Prometheus is a God who was a beneficiary to mankind. Son of the Titan Iapetus, he worked to benefit the lives of man, not the lives of the Gods. Prometheus was assigned by Zeus to create mankind from water and earth, but in the process gave man more power than Zeus had anticipated. Zeus wanted man to have a lack of power, especially over fire, but Prometheus defies what Zeus wants and gave the power of fire to mankind. Concerned more with the well being of the man, Prometheus steals lightning and fire from Zeus and gives the power of fire to mankind.
Zeus is extremely angered by this act of disobedience and states to Prometheus, “I bet you are glad you stole fire and outfoxed me. But things will go hard for you and humans after this, I’m going to give them evil in exchange for fire, their very own Evil to love and embrace” (ACM 163). In response to this, Zeus presents man with the “gift” of Pandora, the first woman. Pandora was made to deliver misfortune to men, and as a way to take away the good spirits of man.
Another thing that Prometheus does to defy Zeus is trick him in the form of sacrifice and food. Prometheus divides slaughtered animal parts into two parts, one for man and one for the Gods. In one, he wrapped the ox-meat in the stomach lining, while the other he wrapped the ox-bones in its own fat, though looking rich and plentiful. Prometheus presented Zeus with the two parts, making him choose, and Zeus of course took the ox-bones because he eyes deceived him thinking it was more plentiful and thus more succulent.
Zeus punishes Prometheus in a horrible way for his disrespect and defiance. Zeus initially thought to punish all of Prometheus’ family, but decided to only punish Prometheus himself. The punishment was that Prometheus was chained to Mount Caucasus where an eagle feasted on his liver daily. Each night the liver would regenerate itself. Eventually, Heracles comes to Mount Caucasus, shoots the eagle and frees Prometheus from his chains. Prometheus knows the secret of Zeus’ downfall. He knows how Zeus can loose his power.

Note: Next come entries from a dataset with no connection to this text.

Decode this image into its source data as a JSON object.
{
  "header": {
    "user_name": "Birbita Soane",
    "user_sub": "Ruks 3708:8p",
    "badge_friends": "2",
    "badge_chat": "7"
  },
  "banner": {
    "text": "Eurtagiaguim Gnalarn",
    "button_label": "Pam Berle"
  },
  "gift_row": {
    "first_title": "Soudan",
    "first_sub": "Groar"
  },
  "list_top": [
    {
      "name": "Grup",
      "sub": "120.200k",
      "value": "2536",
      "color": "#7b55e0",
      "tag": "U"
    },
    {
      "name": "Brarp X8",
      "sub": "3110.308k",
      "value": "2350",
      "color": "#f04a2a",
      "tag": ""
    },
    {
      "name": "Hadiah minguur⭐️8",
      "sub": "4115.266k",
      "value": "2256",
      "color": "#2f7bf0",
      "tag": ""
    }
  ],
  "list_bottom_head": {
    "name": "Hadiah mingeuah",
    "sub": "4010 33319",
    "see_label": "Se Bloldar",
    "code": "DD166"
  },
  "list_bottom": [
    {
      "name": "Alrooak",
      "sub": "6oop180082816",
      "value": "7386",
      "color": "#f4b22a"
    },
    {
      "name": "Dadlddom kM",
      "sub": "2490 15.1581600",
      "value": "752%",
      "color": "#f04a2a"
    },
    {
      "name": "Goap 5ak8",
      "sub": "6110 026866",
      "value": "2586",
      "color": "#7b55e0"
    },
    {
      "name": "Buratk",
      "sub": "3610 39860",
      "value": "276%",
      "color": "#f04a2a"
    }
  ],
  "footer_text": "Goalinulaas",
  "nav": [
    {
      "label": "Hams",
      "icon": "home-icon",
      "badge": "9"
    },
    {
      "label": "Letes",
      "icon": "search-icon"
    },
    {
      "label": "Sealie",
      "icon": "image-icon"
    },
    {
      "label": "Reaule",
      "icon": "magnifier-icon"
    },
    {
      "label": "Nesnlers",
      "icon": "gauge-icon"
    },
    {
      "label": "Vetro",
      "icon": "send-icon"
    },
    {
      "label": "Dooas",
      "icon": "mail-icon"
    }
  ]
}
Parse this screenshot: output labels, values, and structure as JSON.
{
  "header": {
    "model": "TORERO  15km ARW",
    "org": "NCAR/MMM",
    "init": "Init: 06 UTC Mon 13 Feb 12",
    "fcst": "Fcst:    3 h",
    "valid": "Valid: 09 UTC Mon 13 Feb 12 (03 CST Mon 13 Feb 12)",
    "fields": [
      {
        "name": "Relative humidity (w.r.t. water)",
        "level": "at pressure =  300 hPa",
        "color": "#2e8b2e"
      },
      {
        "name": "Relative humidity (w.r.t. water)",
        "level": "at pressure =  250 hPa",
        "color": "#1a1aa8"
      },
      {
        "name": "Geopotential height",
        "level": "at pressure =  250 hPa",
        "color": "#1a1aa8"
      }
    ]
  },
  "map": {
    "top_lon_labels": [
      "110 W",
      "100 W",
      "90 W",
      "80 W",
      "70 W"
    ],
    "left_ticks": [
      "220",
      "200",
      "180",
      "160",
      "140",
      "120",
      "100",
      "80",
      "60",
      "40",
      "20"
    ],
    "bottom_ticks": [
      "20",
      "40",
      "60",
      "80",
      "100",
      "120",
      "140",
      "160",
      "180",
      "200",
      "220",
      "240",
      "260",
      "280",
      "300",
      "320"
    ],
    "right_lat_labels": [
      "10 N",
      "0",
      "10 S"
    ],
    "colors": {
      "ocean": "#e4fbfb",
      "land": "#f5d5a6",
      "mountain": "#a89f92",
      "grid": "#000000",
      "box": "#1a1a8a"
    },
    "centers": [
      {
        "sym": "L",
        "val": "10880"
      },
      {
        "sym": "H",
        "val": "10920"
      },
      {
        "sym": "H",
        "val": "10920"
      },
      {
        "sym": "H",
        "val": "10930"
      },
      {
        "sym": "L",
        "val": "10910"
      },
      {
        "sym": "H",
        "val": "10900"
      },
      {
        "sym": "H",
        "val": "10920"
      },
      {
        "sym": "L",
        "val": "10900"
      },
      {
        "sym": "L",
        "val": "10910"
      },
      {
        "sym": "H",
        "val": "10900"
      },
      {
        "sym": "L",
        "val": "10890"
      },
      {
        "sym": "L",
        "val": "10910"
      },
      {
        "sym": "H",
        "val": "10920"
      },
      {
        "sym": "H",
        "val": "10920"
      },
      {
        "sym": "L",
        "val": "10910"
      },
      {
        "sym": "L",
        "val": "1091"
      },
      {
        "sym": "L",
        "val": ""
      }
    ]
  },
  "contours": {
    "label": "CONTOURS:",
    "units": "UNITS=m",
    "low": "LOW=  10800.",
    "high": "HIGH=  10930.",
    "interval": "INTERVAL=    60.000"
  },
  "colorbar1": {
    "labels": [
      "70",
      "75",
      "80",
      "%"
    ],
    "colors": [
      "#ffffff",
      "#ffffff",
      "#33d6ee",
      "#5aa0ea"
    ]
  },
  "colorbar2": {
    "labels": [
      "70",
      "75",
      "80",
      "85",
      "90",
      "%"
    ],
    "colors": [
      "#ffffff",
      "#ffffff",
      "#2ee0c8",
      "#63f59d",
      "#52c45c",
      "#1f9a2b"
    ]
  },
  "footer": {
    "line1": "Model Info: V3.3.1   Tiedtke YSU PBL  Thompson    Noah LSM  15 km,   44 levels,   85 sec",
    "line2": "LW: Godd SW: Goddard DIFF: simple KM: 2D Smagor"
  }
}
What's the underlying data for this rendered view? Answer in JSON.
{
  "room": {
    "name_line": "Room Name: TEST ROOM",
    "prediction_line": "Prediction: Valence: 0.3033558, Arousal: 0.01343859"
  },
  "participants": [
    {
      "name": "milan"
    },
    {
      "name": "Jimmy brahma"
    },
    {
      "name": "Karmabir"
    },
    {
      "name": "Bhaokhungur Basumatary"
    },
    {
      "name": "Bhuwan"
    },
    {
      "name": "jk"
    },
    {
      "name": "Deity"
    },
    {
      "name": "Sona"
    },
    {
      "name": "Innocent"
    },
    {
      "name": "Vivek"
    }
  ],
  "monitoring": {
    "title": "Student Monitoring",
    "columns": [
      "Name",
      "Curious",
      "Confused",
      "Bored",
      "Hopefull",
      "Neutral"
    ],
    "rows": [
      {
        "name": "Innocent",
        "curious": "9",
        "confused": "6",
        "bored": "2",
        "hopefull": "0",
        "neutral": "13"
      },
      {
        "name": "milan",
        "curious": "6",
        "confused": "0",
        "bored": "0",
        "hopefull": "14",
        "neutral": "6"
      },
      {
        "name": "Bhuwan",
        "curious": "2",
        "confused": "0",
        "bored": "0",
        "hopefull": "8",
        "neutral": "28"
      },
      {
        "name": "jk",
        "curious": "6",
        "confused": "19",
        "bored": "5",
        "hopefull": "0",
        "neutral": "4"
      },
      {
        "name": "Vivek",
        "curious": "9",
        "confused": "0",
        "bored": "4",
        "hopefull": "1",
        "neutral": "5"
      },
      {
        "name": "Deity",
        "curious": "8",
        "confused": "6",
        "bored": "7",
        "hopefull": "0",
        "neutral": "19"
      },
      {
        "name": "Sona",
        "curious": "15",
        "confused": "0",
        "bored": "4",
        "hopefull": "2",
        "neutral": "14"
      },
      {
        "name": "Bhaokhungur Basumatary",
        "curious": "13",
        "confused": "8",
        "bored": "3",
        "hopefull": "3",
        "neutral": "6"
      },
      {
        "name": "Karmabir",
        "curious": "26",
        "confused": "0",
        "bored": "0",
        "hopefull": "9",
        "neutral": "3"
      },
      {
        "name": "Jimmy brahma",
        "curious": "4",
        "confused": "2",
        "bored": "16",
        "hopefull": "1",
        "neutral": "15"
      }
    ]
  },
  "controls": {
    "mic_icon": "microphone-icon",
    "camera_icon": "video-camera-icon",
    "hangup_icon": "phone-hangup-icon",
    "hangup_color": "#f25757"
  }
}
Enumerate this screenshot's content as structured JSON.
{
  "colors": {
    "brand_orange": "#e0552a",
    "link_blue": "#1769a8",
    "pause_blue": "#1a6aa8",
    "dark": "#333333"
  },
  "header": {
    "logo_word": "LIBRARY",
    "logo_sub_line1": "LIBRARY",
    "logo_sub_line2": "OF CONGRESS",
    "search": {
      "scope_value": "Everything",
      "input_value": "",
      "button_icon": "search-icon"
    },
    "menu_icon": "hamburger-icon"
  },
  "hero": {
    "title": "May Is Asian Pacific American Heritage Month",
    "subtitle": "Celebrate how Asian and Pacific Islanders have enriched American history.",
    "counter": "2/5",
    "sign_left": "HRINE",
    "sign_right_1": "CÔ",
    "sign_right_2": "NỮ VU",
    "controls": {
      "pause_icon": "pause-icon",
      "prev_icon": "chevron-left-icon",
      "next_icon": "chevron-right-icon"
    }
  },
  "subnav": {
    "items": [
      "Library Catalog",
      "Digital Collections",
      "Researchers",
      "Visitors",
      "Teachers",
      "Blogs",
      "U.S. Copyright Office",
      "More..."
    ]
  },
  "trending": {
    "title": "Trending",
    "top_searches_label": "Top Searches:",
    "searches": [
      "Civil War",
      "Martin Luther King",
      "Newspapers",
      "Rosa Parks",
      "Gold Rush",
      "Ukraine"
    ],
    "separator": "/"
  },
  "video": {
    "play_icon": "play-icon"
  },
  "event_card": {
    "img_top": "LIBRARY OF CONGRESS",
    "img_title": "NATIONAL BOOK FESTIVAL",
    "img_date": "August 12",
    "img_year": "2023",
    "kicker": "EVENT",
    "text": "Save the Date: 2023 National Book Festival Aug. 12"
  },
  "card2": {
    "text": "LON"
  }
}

Prometheus is given this knowledge by his mother, who tells him that a potential marriage would produce a son that would overthrow Zeus. The marriage would have been to Thetis, who was a sea nymph. Resisting his advances Thetis does not marry Zeus, but the mortal Peleus, and their son is Achilles. It is this revelation from Prometheus to Zeus that the two of them reconcile, and this action is done in Aescylus’ story, Prometheus, The Fire Bringer. Zeus must accept what Prometheus is trying to tell him and that he should forgive him and come to forgive Prometheus’ actions.